By nature, they are sort of pass-through entities that receive gain from their investments by way of dividends or interest or capital gains and then pay out those to the unit holders from whom the money invested were gathered.
More often than not, mutual fund investors know what mutual fund they invest in without knowing what such mutual funds are investing in.
However, mutual fund investors have the right to know what securities their mutual funds are investing in. This is more important with respect to ethically minded investors who try to avoid investing in “sin” stocks like the tobacco companies or pharmaceutical companies that manufacture abortion drugs or narcotics, among others.
Knowledge of what their mutual fund holds or invests in helps investors monitor incidence of investment strategy shifts.
Again, investors use the information on holdings to gauge their exposure to concentration risk, especially when they are invested in multiple mutual funds.
One of the reasons for mutual fund investment is diversification but if you invest in two mutual funds that hold virtually the same equity positions, then the aim of diversifying your portfolio by investing in those mutual funds is negated.
For example, a look at the top 10 holdings of Lotus Halal ETF reveals that it holds positions in Dangote Cement Plc, MTN Nigeria Ltd, Nestle Nig. Plc, Dangote Sugar, Okomu Oil Palm, as well as Presco Plc and Total Nigeria Plc.
Now, compare that with the top 10 holdings in United Capital Equity Fund which comprises investments in Nestle Plc, Presco, PZ, Okomu Oil, Guinness, Dangote Cement, Flour Mills, UACN, Unilever and Total.
You can see that there is an overlap between the two funds in investments in Dangote Cement, Presco, Okomu Oil, Total Nigeria Plc, and Nestle Nig. Plc.
The implication of this, therefore, is that if you have invested in Lotus Halal ETF and United Capital Equity Fund, you will most likely be overexposed to, or overweight with those equities that are held in both funds.
The effect of this unwitting or involuntary overexposure is that a negative performance in a select few equities can magnify the loss on your portfolio.
Think of what happens if there is a negative performance in Dangote Cement, for example, it means that the performance of both Lotus Halal ETF and United Capital Equity fund will be impacted and an investor holding both funds will experience a “double whammy” of negative performance.
Of course, the exact opposite is also true with positive performance in Dangote, but in finance, investors pay more attention to downside risk than upside potential.
Where to Find Holdings Information
Unfortunately, many fund managers do not like to make known their holdings, arguing that doing so will reveal their secrets and undermine their perceived outperformance relative to their peers.
There is no gainsaying the fact that Nigerian mutual funds lack reporting transparency and as such, it is not easy to decipher through their records to know what they are holding or investing in. However, a few of them have been kind enough to publish that information.

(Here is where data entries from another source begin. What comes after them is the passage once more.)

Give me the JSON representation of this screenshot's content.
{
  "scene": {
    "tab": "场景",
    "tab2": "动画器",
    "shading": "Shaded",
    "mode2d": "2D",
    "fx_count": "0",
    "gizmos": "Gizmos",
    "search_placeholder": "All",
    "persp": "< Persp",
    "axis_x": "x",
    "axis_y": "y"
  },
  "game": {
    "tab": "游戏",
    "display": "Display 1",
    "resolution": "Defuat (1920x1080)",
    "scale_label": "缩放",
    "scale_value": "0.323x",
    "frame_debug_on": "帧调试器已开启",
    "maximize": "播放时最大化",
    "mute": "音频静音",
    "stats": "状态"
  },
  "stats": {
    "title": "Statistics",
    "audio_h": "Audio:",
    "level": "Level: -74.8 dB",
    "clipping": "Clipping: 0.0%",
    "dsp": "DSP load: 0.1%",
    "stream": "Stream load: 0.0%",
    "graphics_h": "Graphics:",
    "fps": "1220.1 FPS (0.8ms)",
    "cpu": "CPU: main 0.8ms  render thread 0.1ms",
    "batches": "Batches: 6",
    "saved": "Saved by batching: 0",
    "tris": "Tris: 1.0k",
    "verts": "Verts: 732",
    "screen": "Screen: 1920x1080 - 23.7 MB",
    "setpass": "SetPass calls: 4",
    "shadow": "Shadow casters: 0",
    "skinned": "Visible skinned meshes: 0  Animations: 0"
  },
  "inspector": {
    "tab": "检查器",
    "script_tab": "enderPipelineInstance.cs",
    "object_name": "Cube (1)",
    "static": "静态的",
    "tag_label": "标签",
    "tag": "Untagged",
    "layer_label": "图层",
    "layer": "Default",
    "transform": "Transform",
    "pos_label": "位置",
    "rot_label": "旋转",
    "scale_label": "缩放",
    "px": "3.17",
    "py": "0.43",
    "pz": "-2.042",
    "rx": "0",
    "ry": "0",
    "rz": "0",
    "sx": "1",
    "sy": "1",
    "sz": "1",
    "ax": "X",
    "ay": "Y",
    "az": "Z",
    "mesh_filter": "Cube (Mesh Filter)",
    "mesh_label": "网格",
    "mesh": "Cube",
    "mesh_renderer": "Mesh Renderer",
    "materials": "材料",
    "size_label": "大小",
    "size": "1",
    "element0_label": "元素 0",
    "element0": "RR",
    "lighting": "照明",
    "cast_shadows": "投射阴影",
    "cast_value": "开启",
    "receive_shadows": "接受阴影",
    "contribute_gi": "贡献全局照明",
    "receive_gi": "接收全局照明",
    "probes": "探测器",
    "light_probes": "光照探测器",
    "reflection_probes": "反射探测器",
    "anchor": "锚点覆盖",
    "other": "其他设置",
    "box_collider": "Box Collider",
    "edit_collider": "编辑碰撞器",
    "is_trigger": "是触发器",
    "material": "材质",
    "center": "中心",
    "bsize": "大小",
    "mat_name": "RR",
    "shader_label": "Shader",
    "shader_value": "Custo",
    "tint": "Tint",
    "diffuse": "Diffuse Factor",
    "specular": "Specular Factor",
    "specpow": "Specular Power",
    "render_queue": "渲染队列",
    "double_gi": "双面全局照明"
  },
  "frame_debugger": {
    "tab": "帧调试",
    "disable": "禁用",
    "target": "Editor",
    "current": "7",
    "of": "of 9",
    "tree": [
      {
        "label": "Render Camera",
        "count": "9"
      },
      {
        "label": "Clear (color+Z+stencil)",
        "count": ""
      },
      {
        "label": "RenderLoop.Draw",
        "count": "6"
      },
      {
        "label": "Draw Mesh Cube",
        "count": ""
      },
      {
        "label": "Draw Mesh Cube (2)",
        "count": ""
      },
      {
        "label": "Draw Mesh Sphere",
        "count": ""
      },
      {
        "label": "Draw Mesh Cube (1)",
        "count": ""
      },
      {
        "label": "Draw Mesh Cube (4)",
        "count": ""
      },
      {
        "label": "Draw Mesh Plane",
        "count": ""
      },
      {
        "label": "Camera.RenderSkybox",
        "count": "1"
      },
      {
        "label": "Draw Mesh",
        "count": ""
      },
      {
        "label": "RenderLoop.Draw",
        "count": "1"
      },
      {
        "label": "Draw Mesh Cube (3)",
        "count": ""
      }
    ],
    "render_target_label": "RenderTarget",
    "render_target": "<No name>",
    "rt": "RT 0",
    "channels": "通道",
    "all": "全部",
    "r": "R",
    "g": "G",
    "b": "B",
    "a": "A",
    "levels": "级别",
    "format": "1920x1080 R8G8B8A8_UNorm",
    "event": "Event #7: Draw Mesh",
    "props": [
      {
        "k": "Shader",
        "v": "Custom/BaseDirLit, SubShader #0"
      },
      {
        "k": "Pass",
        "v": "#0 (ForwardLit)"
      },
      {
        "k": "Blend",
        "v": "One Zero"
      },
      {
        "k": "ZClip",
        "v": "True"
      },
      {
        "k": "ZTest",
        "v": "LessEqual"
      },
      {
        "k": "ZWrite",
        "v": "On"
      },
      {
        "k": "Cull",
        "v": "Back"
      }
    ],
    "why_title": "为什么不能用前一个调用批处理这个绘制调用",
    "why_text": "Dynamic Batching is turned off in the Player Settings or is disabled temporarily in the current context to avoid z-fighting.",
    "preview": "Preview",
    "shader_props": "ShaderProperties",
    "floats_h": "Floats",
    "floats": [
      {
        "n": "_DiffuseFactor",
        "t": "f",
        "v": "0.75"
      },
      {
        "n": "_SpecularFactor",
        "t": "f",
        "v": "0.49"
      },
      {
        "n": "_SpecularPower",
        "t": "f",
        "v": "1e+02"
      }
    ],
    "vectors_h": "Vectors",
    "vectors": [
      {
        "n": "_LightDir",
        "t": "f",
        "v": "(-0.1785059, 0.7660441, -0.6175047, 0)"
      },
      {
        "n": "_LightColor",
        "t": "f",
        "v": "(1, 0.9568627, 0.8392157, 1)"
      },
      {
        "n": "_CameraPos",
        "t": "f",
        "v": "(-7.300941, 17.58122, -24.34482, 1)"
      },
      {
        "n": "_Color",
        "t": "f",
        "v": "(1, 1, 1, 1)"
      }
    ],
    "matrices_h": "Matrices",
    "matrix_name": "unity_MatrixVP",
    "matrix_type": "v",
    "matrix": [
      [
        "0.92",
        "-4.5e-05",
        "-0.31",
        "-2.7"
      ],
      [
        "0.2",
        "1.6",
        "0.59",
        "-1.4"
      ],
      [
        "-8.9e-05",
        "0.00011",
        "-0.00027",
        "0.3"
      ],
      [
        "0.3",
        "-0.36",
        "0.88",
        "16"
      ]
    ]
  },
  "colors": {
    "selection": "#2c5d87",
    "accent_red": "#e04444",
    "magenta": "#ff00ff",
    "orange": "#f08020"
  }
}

For those who are research inclined, holdings information can be found in fund fact sheets where available; or as an investor, you can request the information from your fund manager on a right to know basis.
It will be prudent for the regulatory authorities to mandate fund managers to publish their holdings at least monthly, if not more frequently.
The extent to which mutual funds overlap can be insinuated or deduced from the simple statistics of correlation. Correlation is a measure of how two variables, in this case mutual fund prices, are related or change in relation to each other.
When two mutual funds are near perfectly positively correlated, chances are that they hold similar positions.
In more advanced markets, correlation coefficients among mutual funds, or even equities are readily available but not so much in the Nigerian market. However, analysts at Quantitative Financial Analytics have that information for those who would want to know.
According to Quantitative Financial Analytics, the correlation coefficient of Lotus Halal ETF and United Capital Equity Fund is .70, indicating that both funds’ prices move in the same direction 70% of the time. This implies that there is a 70% chance that they hold similar investment securities.
Another unfortunate thing about this issue is the dearth of financial instruments in the Nigerian market. There are so few “blue chips” in the Nigerian market that it is very difficult to see mutual funds that are not holding such supposedly blue-chip stocks in their portfolio.
This scarcity has therefore made it difficult to achieve diversification, in the strictest sense of the word, among mutual fund investors.
Be that as it may, it is still believed that one can achieve diversification by reviewing the holdings positions of mutual funds from time to time and making the required adjustments where possible, as well as investing in mutual funds that are not closely correlated with each other.